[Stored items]
┄┄┄┄┄┄
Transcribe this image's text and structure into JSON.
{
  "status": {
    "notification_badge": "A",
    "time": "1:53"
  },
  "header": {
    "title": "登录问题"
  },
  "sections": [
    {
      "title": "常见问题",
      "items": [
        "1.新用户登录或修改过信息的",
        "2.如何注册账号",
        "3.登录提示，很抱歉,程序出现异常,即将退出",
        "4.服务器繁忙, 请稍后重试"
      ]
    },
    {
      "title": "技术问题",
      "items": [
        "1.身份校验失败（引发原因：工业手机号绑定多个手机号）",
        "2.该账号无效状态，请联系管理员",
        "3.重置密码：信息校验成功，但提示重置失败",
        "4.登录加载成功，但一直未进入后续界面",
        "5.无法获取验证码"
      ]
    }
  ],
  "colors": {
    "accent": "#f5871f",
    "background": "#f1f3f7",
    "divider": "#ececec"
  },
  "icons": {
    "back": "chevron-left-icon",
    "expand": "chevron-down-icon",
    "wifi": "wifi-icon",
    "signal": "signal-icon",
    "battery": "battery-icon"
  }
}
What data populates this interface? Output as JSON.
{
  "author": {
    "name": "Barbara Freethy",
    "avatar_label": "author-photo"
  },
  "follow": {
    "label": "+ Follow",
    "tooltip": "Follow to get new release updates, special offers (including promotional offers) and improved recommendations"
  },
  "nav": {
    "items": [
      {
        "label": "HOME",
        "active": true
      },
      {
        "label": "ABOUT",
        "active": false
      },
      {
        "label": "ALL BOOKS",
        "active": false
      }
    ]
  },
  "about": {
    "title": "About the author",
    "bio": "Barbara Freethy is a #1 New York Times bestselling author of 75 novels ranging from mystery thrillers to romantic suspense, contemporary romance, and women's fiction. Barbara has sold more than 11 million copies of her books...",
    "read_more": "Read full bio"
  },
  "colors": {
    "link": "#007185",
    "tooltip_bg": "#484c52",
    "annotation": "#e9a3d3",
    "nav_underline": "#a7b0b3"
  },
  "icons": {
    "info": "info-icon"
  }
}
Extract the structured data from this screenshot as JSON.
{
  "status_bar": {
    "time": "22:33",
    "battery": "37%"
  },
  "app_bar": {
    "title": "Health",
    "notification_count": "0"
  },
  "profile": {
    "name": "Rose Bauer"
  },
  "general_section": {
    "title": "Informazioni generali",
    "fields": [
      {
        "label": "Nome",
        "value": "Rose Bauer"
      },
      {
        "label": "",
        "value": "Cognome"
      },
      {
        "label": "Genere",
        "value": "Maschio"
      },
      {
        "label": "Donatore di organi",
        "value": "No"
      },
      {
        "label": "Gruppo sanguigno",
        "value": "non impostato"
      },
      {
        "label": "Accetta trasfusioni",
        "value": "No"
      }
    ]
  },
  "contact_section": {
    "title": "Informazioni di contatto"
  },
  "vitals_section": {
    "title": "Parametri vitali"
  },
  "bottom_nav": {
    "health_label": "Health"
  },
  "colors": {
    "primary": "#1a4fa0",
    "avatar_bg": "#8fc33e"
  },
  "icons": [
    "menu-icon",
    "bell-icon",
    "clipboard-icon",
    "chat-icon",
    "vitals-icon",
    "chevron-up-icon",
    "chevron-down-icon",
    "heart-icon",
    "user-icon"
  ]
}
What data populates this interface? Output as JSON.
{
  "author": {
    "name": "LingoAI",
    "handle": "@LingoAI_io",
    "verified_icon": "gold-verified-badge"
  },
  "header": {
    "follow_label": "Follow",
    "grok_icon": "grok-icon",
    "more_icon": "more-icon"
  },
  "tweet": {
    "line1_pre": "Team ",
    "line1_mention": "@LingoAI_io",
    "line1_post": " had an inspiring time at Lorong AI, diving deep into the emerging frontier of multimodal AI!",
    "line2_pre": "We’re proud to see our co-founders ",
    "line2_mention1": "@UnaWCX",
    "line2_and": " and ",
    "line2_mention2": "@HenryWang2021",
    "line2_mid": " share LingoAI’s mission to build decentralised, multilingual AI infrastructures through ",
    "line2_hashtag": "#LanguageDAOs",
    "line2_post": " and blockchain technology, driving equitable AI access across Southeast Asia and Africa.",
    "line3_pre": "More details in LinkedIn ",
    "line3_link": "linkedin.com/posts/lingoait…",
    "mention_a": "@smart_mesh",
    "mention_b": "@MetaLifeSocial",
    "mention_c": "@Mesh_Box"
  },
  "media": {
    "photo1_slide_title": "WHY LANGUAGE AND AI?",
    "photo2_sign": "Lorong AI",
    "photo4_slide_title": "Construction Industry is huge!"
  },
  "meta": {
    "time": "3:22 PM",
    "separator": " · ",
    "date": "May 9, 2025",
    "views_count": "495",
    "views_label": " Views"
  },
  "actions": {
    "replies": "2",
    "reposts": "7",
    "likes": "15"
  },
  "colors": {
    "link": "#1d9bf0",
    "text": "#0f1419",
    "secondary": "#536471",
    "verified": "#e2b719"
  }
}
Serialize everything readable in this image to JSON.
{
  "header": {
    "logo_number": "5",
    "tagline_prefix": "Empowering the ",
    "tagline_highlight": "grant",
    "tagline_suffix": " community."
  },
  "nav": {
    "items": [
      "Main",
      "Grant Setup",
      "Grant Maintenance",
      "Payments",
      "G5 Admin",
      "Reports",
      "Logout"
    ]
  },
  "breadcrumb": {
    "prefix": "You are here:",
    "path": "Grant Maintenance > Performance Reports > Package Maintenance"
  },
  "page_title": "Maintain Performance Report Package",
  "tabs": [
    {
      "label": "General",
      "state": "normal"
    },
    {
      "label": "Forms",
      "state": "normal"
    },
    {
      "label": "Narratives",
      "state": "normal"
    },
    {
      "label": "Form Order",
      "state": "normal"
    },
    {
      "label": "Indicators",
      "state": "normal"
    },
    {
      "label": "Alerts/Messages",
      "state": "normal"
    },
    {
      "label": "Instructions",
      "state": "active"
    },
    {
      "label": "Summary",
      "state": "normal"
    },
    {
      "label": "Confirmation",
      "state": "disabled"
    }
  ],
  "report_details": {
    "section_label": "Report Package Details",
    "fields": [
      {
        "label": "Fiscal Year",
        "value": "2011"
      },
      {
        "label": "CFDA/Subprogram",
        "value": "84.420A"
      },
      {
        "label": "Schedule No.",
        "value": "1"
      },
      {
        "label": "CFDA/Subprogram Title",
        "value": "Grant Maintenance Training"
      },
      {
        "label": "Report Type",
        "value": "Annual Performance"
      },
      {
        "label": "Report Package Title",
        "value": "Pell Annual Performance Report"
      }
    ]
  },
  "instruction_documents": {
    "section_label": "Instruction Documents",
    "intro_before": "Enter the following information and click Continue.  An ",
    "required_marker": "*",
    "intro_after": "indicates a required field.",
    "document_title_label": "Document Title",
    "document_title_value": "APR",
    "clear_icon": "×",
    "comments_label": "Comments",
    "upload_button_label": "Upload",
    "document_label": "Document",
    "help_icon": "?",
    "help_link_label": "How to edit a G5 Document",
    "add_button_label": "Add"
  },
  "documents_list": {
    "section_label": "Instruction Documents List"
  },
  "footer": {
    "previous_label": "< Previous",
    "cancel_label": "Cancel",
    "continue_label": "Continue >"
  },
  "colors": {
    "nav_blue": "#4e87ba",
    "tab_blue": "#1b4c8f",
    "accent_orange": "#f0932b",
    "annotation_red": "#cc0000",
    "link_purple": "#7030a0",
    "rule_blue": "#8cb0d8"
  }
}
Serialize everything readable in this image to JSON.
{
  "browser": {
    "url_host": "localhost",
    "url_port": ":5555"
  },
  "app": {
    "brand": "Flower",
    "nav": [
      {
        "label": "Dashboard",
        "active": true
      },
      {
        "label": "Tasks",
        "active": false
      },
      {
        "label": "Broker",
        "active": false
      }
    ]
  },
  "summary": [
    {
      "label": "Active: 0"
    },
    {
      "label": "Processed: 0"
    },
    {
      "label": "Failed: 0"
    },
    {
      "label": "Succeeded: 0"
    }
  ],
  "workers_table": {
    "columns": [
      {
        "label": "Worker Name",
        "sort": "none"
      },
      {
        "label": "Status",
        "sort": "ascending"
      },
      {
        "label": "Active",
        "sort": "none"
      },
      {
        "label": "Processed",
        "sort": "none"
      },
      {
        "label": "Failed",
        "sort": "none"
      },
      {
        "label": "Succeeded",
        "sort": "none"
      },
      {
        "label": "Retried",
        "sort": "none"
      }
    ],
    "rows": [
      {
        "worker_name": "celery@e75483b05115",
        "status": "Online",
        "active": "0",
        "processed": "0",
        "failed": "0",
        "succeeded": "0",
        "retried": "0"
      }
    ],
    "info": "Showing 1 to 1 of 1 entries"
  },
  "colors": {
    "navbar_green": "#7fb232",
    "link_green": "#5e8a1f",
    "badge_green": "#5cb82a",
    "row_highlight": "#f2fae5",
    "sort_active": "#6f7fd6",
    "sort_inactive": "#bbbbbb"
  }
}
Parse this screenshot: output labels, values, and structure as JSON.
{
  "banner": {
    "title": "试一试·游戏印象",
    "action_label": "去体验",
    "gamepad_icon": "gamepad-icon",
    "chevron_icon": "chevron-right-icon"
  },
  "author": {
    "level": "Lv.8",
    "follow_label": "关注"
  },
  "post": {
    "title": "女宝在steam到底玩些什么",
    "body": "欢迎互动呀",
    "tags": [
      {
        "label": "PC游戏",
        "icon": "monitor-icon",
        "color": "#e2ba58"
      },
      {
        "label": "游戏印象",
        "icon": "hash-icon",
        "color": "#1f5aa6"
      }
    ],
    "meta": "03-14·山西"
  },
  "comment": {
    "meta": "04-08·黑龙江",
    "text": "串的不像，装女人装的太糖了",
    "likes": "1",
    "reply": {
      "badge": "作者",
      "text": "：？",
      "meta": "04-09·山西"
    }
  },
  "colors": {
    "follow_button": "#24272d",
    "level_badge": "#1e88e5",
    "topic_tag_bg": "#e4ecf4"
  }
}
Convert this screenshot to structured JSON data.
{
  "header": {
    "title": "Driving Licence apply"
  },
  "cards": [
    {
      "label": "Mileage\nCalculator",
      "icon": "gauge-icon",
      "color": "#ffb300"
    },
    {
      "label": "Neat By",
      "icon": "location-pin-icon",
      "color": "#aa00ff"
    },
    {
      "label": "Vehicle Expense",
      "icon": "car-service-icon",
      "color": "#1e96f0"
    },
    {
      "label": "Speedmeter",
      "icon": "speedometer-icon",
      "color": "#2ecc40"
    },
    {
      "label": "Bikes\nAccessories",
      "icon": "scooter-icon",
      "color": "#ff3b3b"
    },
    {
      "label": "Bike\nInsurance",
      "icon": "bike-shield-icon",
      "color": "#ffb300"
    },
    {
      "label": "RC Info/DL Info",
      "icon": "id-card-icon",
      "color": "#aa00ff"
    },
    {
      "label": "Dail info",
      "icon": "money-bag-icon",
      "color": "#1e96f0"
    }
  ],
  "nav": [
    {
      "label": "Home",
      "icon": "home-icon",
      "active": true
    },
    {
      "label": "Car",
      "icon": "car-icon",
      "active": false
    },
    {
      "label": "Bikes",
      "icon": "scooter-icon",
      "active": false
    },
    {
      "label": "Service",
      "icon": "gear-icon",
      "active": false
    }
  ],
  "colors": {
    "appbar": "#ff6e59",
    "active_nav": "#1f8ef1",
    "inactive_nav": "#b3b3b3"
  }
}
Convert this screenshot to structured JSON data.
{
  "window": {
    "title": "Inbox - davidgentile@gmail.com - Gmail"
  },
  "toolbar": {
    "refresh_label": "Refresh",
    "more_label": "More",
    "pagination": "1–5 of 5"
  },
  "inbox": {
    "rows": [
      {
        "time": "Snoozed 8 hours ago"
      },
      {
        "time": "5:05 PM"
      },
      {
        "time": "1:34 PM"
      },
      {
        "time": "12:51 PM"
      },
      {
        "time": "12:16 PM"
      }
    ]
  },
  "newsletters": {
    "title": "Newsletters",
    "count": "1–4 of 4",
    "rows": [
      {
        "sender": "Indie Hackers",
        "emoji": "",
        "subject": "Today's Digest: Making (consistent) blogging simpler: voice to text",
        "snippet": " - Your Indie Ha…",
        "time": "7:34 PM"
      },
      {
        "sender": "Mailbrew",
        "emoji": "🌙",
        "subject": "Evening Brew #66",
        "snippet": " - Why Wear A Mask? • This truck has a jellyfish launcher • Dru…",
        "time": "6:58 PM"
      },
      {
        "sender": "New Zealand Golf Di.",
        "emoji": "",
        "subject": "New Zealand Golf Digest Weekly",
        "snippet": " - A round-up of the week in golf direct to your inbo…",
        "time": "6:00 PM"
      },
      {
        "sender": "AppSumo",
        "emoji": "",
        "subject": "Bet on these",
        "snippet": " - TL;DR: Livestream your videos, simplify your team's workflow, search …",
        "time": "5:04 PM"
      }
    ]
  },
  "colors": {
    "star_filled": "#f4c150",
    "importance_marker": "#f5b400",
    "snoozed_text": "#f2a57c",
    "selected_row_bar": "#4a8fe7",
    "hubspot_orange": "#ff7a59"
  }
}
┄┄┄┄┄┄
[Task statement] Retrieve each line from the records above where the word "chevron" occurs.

[Output of the exercise]
    "back": "chevron-left-icon",
    "expand": "chevron-down-icon",
    "chevron-up-icon",
    "chevron-down-icon",
    "chevron_icon": "chevron-right-icon"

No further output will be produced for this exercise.